Stella Art Foundation presents an exhibition by Yuri Albert which is a part of the final part series of the “triad” of projects put on show by the Cupid Creative Association on the Foundation’s premises (the second part of the project was on show in 2011-2012). Each part of the triad comprises a group exhibition and a solo exhibition by one of its members, in this case, by Yuri Albert.
This is how Yuri Albert describes his project: “In some sense, this installation further explores the theme taken up by my pieces made of ashes of book or the Elitist Democratic Art series: what is the content of abstract paintings — or any works of art, for that matter? What does an artist mean or is able to tell by them? And what do the viewers see on them?”

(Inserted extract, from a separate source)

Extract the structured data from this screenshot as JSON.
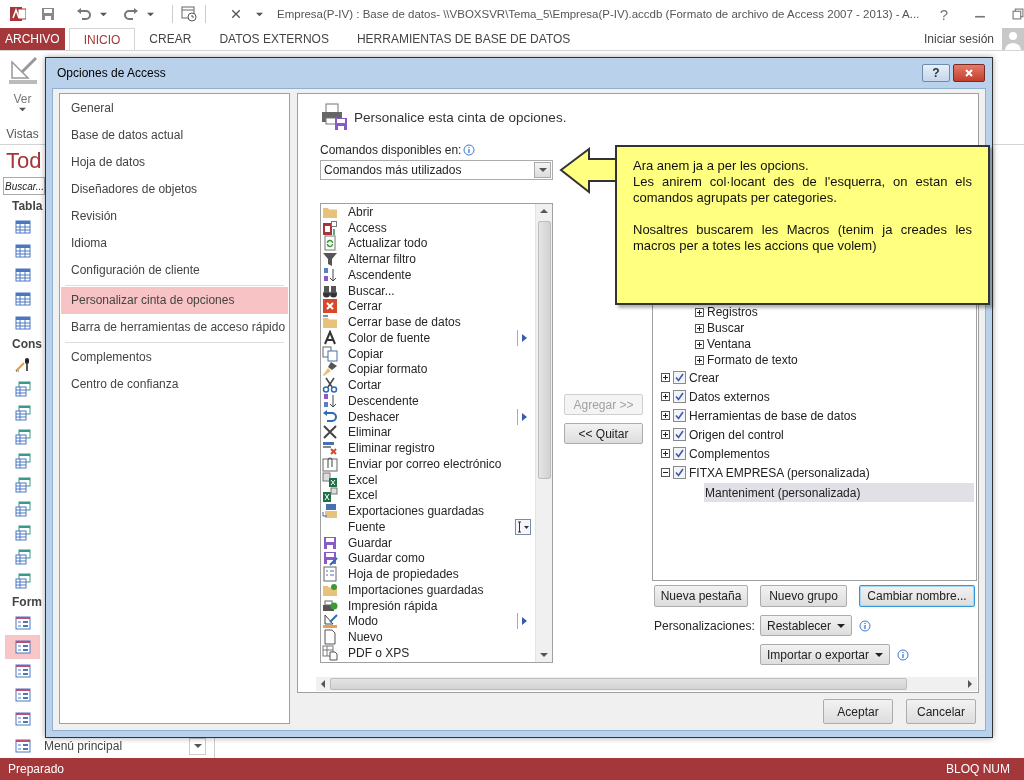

By his project Yuri Albert, as would befit a Russian artist, remorselessly sets before the public a huge range of questions concerning the nature of not only abstract art or art of modernism, but of any art. And he does it in a form of a deceptively democratic “amusement ride” which is impossible without the viewer’s direct involvement. Yuri Albert splits the exhibition space into the public/artistic and personal/workaday area. The main exhibition hall is reserved for the former. What is put up on show here are symbols of “high art”: large white canvases operating as empty containers intended to be “filled” by the viewers themselves who happily go without any artist. The latter area is located in the adjoining, much more unpretentious room featuring numerous texts from the authors’ social networks posts. This way, the public and the artist flip their roles: the public creates the art and is responsible for its contents, while the artist quietly lives his private life, reflecting on this life — including art, of course. Both the public fully engaged in the art production process and the artist reflecting on life with art are only busy writing texts rather than doing any painting.

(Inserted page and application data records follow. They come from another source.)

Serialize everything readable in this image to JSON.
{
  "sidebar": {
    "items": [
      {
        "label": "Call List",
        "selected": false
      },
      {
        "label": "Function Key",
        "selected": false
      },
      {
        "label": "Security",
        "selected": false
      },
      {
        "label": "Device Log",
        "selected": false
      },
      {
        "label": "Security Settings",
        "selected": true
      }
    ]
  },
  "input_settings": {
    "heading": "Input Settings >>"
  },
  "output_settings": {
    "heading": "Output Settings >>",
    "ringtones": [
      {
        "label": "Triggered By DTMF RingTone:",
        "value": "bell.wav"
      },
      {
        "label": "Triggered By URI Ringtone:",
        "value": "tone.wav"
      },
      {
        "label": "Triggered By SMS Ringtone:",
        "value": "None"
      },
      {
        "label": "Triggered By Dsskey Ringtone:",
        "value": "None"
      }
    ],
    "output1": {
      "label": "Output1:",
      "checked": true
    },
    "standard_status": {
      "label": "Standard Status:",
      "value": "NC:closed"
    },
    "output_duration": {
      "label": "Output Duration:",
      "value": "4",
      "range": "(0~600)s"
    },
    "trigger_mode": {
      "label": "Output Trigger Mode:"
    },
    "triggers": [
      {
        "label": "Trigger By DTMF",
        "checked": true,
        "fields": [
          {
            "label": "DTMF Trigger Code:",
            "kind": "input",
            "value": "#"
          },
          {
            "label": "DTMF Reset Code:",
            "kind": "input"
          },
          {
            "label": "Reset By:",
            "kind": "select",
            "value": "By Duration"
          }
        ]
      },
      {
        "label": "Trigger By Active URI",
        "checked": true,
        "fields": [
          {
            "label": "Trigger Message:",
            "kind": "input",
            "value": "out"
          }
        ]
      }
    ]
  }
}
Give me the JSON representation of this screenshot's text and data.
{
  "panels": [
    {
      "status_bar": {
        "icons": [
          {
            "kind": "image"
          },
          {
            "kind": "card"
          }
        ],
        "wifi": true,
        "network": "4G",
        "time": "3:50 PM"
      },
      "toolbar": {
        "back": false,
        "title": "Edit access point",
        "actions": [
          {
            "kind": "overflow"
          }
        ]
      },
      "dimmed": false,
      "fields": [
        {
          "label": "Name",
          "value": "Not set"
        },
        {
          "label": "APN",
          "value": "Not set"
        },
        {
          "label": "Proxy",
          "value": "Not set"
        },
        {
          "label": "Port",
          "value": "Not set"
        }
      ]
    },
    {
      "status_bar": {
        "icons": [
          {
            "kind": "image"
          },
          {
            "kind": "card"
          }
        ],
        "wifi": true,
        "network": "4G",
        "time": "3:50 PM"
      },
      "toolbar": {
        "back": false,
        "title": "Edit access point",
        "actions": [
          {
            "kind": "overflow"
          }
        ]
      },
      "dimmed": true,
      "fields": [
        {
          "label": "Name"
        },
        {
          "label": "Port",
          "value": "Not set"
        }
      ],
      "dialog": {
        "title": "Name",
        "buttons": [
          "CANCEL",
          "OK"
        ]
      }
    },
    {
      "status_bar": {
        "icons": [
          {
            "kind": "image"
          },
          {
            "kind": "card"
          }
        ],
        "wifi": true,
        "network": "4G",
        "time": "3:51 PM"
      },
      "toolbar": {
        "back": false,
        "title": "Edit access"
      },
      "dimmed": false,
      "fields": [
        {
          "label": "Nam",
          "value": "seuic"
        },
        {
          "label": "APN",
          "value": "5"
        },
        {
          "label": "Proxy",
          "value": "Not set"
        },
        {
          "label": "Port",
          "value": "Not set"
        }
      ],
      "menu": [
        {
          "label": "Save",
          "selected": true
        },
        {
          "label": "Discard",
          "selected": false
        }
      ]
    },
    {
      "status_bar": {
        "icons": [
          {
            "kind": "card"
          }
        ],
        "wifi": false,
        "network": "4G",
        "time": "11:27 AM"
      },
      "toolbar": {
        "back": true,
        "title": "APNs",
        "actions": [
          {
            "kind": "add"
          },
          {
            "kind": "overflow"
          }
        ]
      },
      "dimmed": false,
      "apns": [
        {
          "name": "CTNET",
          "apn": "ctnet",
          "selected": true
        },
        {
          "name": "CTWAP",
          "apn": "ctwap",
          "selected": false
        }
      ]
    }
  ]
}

It is true, the exhibition features one small piece actually painted by artist Yuri Albert himself. It represents the poet Pushkin, a palette and, most importantly, a brush in his hand, who, one might guess, uses the brush to write his poems instead of the quill. This painting, is, maybe, a clue to the whole project.
Yuri Albert (born in 1959 in Moscow). One of the leading representatives of the second generation of the Moscow Conceptual School. In 1974-1977 he was tutored by Ekaterina Arnold, in 1977-1980, studied at the Art and Graphics Department of Moscow State Paedagogical Institute. He has been a member of Avant-Garde Artists’ Club (KLAva) since 1987. Yuri Albert lives and works in Cologne (Germany) and Moscow.